There are some stories kicking around at the moment about the possibility of a London Grand Prix. These suggest that an act of parliament is currently required to suspend the Road Traffic Act. The authors (and copiers) seem to have missed the fact that this has already been done with the 2015 Deregulation Bill, which received Royal Assent on March 26 last year, and thus is already law. This allows for the running of motor sports events on closed public roads, without needing to suspend the Road Traffic Act for each event.
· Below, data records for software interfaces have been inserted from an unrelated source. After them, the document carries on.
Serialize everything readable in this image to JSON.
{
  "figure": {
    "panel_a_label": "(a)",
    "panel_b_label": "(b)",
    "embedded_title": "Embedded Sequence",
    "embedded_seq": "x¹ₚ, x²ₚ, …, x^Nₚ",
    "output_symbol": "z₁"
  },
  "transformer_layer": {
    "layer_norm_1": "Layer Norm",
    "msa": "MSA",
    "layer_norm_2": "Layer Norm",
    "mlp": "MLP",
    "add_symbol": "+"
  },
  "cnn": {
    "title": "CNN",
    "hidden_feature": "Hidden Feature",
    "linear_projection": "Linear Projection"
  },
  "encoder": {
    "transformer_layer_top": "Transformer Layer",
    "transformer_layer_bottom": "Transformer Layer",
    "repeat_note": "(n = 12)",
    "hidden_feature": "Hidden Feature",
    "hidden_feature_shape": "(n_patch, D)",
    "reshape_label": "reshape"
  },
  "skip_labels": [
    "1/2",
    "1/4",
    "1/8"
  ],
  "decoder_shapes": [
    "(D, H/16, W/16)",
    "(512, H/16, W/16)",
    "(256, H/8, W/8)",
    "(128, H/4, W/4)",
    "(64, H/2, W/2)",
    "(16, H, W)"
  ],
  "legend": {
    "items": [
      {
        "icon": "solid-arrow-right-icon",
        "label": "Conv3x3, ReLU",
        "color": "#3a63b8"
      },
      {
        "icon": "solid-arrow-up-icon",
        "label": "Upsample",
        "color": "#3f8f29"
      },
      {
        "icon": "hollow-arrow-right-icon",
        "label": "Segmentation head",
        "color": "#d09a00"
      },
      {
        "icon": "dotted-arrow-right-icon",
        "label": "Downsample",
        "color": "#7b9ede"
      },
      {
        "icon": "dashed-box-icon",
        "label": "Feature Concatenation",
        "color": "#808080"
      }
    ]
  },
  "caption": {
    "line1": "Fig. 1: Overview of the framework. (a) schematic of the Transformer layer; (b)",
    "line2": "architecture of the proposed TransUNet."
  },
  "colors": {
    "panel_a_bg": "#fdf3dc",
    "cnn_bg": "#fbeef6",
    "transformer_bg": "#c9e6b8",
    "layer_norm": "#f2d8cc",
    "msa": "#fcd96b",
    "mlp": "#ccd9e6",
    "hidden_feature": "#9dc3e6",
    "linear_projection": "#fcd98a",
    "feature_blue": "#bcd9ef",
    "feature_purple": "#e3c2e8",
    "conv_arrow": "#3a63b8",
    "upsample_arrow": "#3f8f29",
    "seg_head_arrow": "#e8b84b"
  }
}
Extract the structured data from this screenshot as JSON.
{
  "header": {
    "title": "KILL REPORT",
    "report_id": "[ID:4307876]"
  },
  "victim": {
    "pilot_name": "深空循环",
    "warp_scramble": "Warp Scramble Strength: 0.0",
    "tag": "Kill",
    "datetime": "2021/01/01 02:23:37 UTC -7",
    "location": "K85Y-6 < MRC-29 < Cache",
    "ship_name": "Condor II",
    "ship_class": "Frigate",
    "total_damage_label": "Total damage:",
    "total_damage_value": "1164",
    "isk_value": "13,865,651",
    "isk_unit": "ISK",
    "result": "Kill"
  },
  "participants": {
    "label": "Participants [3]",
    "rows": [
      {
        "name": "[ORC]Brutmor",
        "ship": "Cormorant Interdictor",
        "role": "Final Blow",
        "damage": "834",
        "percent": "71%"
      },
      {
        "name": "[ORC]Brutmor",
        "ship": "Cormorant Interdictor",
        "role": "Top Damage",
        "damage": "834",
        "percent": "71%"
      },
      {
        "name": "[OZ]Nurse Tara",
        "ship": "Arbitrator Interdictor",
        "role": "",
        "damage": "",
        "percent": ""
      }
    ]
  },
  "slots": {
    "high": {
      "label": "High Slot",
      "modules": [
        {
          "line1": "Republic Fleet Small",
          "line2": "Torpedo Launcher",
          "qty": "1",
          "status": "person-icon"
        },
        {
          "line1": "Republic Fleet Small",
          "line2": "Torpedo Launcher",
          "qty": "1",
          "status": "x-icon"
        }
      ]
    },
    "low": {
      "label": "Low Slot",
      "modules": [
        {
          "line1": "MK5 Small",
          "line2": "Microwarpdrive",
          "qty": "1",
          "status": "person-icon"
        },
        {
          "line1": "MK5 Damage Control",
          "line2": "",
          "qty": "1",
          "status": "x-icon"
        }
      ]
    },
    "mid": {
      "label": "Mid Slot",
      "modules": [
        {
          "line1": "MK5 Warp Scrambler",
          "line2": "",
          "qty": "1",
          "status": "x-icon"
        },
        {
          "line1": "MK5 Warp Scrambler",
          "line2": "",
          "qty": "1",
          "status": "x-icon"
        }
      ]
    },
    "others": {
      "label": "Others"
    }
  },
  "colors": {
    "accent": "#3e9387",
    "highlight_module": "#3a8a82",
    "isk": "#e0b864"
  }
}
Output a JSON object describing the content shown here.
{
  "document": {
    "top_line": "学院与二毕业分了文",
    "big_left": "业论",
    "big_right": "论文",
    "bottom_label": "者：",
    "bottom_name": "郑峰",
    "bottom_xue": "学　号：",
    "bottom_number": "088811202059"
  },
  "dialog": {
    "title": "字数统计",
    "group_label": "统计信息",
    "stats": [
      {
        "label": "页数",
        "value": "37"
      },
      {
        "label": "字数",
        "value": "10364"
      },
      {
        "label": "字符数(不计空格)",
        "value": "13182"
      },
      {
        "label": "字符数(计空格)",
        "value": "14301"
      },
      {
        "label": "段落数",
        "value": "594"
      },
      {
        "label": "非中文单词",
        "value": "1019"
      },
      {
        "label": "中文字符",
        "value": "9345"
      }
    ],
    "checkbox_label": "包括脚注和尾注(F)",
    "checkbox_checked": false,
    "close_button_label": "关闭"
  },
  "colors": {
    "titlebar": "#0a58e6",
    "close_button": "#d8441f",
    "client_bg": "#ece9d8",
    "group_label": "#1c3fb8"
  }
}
This was the culmination of a lengthy campaign by Britain’s Motor Sports Association, dating back to 2010, when it was decided that motorsport events can be successfully used to generate revenues for regional economies.
There are a couple of things that also need to be taken into consideration: a Grand Prix on the streets of London would have every nimby in Christendom up in arms, defending urban foxes and sewer rats; secondly, it would cost rather a lot money because roadways would need to be resurfaced to have road suitable for F1 cars, and someone somewhere would need to pay the race fees, which would need to be somewhere around $40-50 million a year (with an annual 10 percent hike) in order for the race to be worth considering. Another problem is that London already has very high hotel room occupancy rates and that means that the additional revenues generated by a race would be less than other venues which need tourists. The prices are already high and so adding any more special taxes to pay for the event would meet resistance.
Disruption could be kept to a minimum if the event was held in a park, but London’s only sensible equivalent to Albert Park is Hyde Park, which would mean that the event would have none of the landmarks such as Buckingham Palace or the Houses of Parliament.
In addition to all of this, Silverstone has the contract for the British Grand Prix until 2027 and so there would need to be two races in the UK each year. While that is not impossible the current pressure on the calendar means that the concept of two races per country is now frowned upon…